Here’s a quick howto on how to setup Time Machine on Mac OS X so that it backups to a networked machine running FreeBSD.
In less htan two weeks the 7th edition (18-19 October) of the European BSD Conference will take place in Strasbourg, France. Don’t miss it! The program is rich with over 20 speakers giving talks on a wide range of subjects. Tutorials will also be help in a very nice place in the center of the city. A BSD certification exam will take place on Saturday. And of course, you should not miss the local flammekueche speciality and good beer!
Check my FreeBSD Calendar for more events.
For more information and registering visit the EuroBSDCon website.
Topic: IPv6 Neighbor Discovery Protocol routing vulnerability
Credits: David Miles
Affects: All supported versions of FreeBSD.
Corrected: 2008-10-01 00:32:59 UTC (RELENG_7, 7.1-PRERELEASE)
2008-10-01 00:32:59 UTC (RELENG_7_0, 7.0-RELEASE-p5)
2008-10-01 00:32:59 UTC (RELENG_6, 6.4-PRERELEASE)
2008-10-01 00:32:59 UTC (RELENG_6_3, 6.3-RELEASE-p5)
CVE Name: CVE-2008-2476
More information and a solution to fix this vulnerability, check to to the FreeBSD-SA-08:10.nd6.asc page
Win4BSD is a PC emulator that runs Windows as a guest at nearly native speed under FreeBSD/PC-BSD. It is based on QEMU. However, Win4BSD offers many advantages, including improved speed, ease of use, more seamless integration with the host OS, and “grabless” mouse transition between the host and Windows
Win4BSD was built by Virtual Bridges to detirmine the level of acceptance by the FreeBSD and PC-BSD community for high-grade commercial software. After two years, we have concluded desktop BSD-oriented applications are best accepted by the non-commercial community when offered at no charge and made freely available.
Source: Virtual Bridges Blog
This tutorial will explain you how you can enable Home, End and Delete keys in ssh terminal of FreeBSD.
The default environment for FreeBSD is CSH. You will need to open .cshrc file located in your home directory.
Matt Hartley, who is using Linux full time himself gives 7 reasons why BSD operating systems are preferred over Linux (but he also admits that BSD has its shortcomings):
- BSD is dead simple
- Create your own OS
- Software packaging
- Suitability for intellectual property (IP)
And a related sort of article I thought I’d link to:
This document makes a case for using a BSD style license for software and data; specifically it recommends using a BSD style license in place of the GPL. It can also be read as a BSD versus GPL Open Source License introduction and summary.
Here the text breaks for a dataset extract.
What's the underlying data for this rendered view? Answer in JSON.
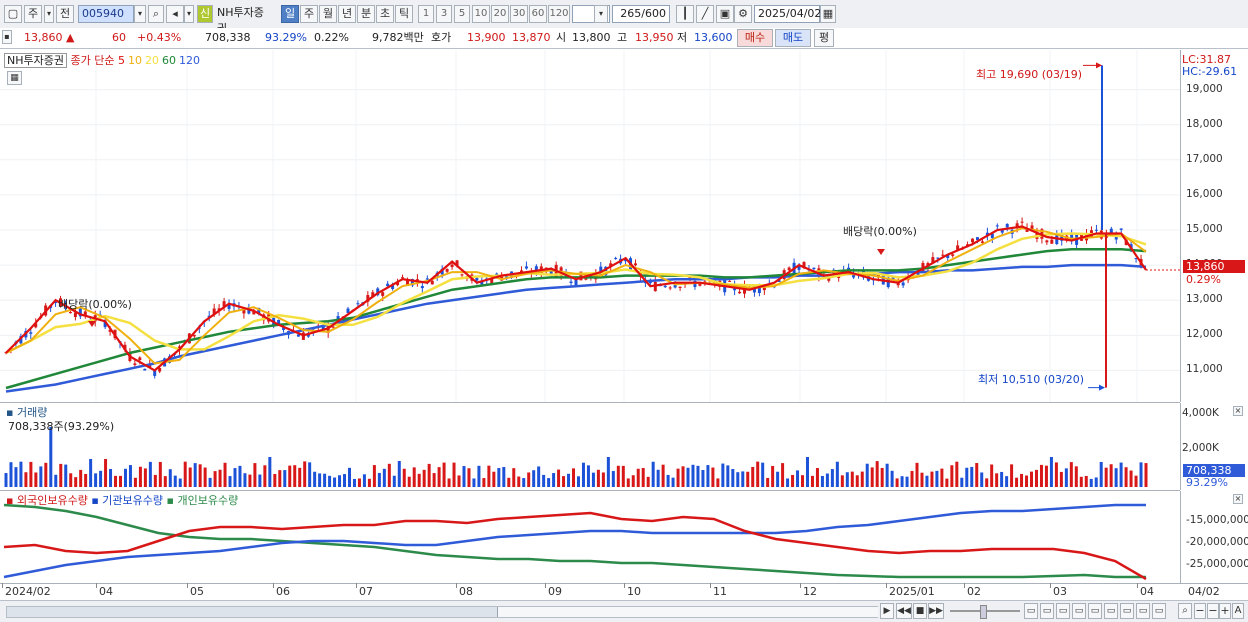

Please don’t start a flame war on BSD and GPL; I know all the pros and cons; I’m only providing links to articles, so if you don’t agree with the views held, please leave comments on the website I’ve linked to
The New York City BSD Conference begins in a few weeks (October 11-12, 2008 at Columbia University in New York City), so make sure you register as soon as possible. NYCBSDCon brings together the best and brightest of the BSD communities from the New York area and beyond.
The conference costs $95, including breakfast and lunch on both days, in addition to a number of other extras. Full-time students and Columbia University affiliates pay only $50 with valid identification.
This year’s schedule is impressive: from file systems and the portable C compiler to system and network management, we are thrilled to be able to provide such strong content. A full array of BSD developers and systems administrators are speaking, including Pawel Dawidek, Michael Lucas, Jason Wright and DragonFly BSD’s Matt Dillon. And Jason Dixon looks again to top his 2006 presentation on “Is BSD Dying?” with a look at “BSD versus the GPL.”
While the conference officially begins on Saturday morning, October 11th, attendees will be gathering on Friday night at Havanna Central, just across from Columbia University.
More information, including the schedule and transportation options, can be found at http://www.nycbsdcon.org.
Check out my FreeBSD Events and Conferences calendar for more events
Linux/BSD: sharing experiences is a blog with useful howtos for FreeBSD and Linux. The latest howto is on setting up MLDonkey on an old, headless, PC.
MLDonkey is an open source, free software multi-network peer-to-peer application. Currently the following protocols are supported: eDonkey, Overnet, Bittorrent, Gnutella, Gnutella2, Fasttrack, FileTP and Kademlia.
I wanted to put my 266 Mhz Celeron to good use so I’ve decided to install MLDonkey without X11 support leaving only the core with both telnet and web interfaces.
Bellow are the steps need to install MLDonkey on FreeBSD 7.0:
Thanks for letting me know about this post, Ricardo!